## TASK GOAL
Line by line, set down all the data below exactly, omitting any picture.

## MATERIAL FOR THE TASK
------------

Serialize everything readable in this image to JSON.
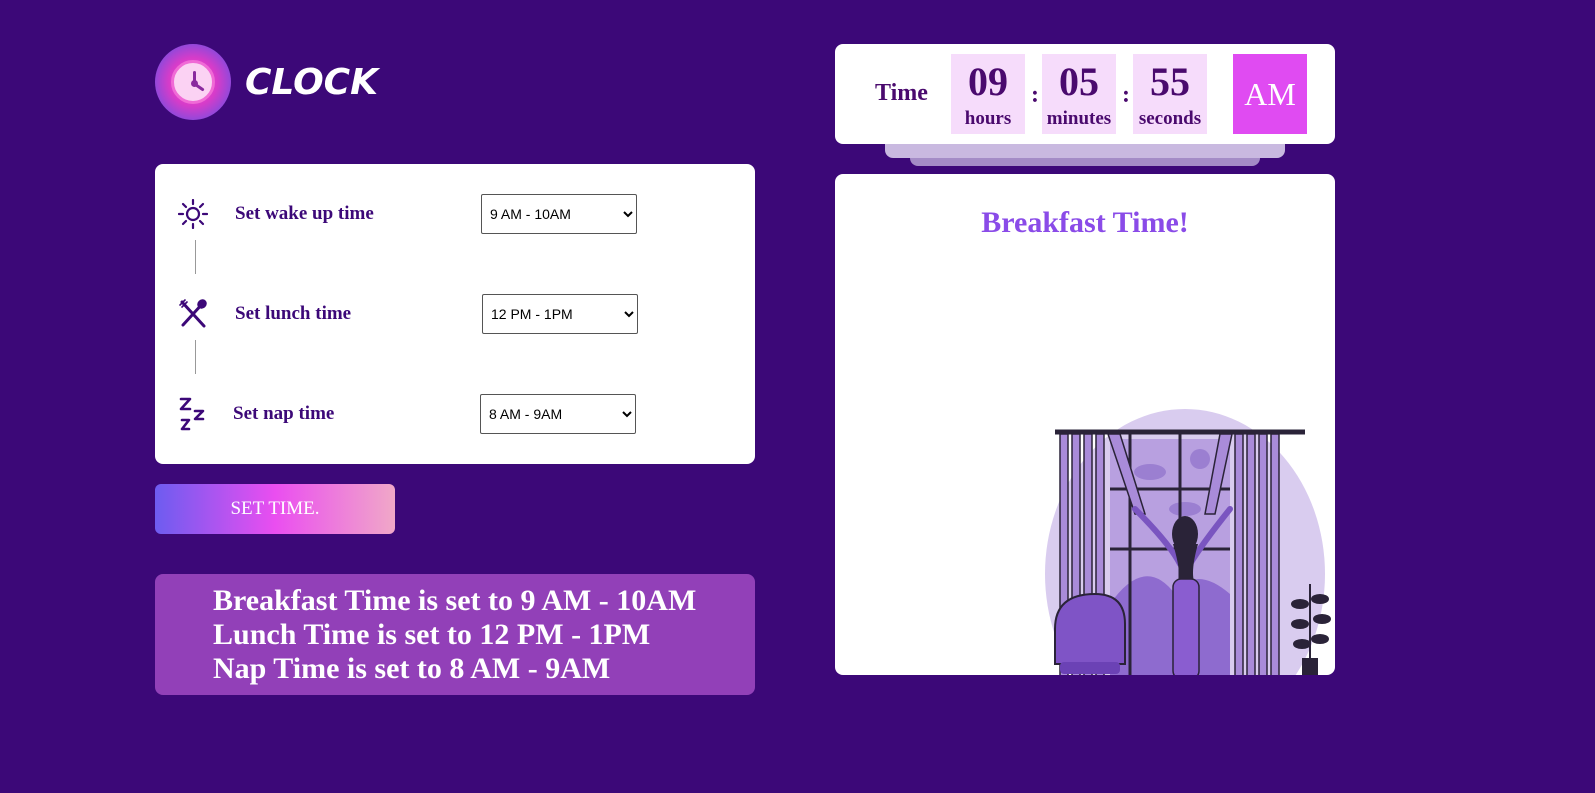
{
  "logo": {
    "text": "CLOCK",
    "icon": "alarm-clock-icon"
  },
  "settings": {
    "wake": {
      "label": "Set wake up time",
      "value": "9 AM - 10AM",
      "icon": "sun-icon"
    },
    "lunch": {
      "label": "Set lunch time",
      "value": "12 PM - 1PM",
      "icon": "fork-spoon-icon"
    },
    "nap": {
      "label": "Set nap time",
      "value": "8 AM - 9AM",
      "icon": "zzz-icon"
    }
  },
  "set_button": "SET TIME.",
  "summary": {
    "line1": "Breakfast Time is set to 9 AM - 10AM",
    "line2": "Lunch Time is set to 12 PM - 1PM",
    "line3": "Nap Time is set to 8 AM - 9AM"
  },
  "clock": {
    "label": "Time",
    "hours": "09",
    "hours_label": "hours",
    "minutes": "05",
    "minutes_label": "minutes",
    "seconds": "55",
    "seconds_label": "seconds",
    "separator": ":",
    "period": "AM"
  },
  "panel": {
    "title": "Breakfast Time!"
  },
  "colors": {
    "background": "#3c0878",
    "accent": "#8a4be8",
    "ampm": "#e04bf2",
    "summary": "#9240b8"
  }
}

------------

## TASK OUTPUT
Serialize everything readable in this image to JSON.
{
  "logo": {
    "text": "CLOCK",
    "icon": "alarm-clock-icon"
  },
  "settings": {
    "wake": {
      "label": "Set wake up time",
      "value": "9 AM - 10AM",
      "icon": "sun-icon"
    },
    "lunch": {
      "label": "Set lunch time",
      "value": "12 PM - 1PM",
      "icon": "fork-spoon-icon"
    },
    "nap": {
      "label": "Set nap time",
      "value": "8 AM - 9AM",
      "icon": "zzz-icon"
    }
  },
  "set_button": "SET TIME.",
  "summary": {
    "line1": "Breakfast Time is set to 9 AM - 10AM",
    "line2": "Lunch Time is set to 12 PM - 1PM",
    "line3": "Nap Time is set to 8 AM - 9AM"
  },
  "clock": {
    "label": "Time",
    "hours": "09",
    "hours_label": "hours",
    "minutes": "05",
    "minutes_label": "minutes",
    "seconds": "55",
    "seconds_label": "seconds",
    "separator": ":",
    "period": "AM"
  },
  "panel": {
    "title": "Breakfast Time!"
  },
  "colors": {
    "background": "#3c0878",
    "accent": "#8a4be8",
    "ampm": "#e04bf2",
    "summary": "#9240b8"
  }
}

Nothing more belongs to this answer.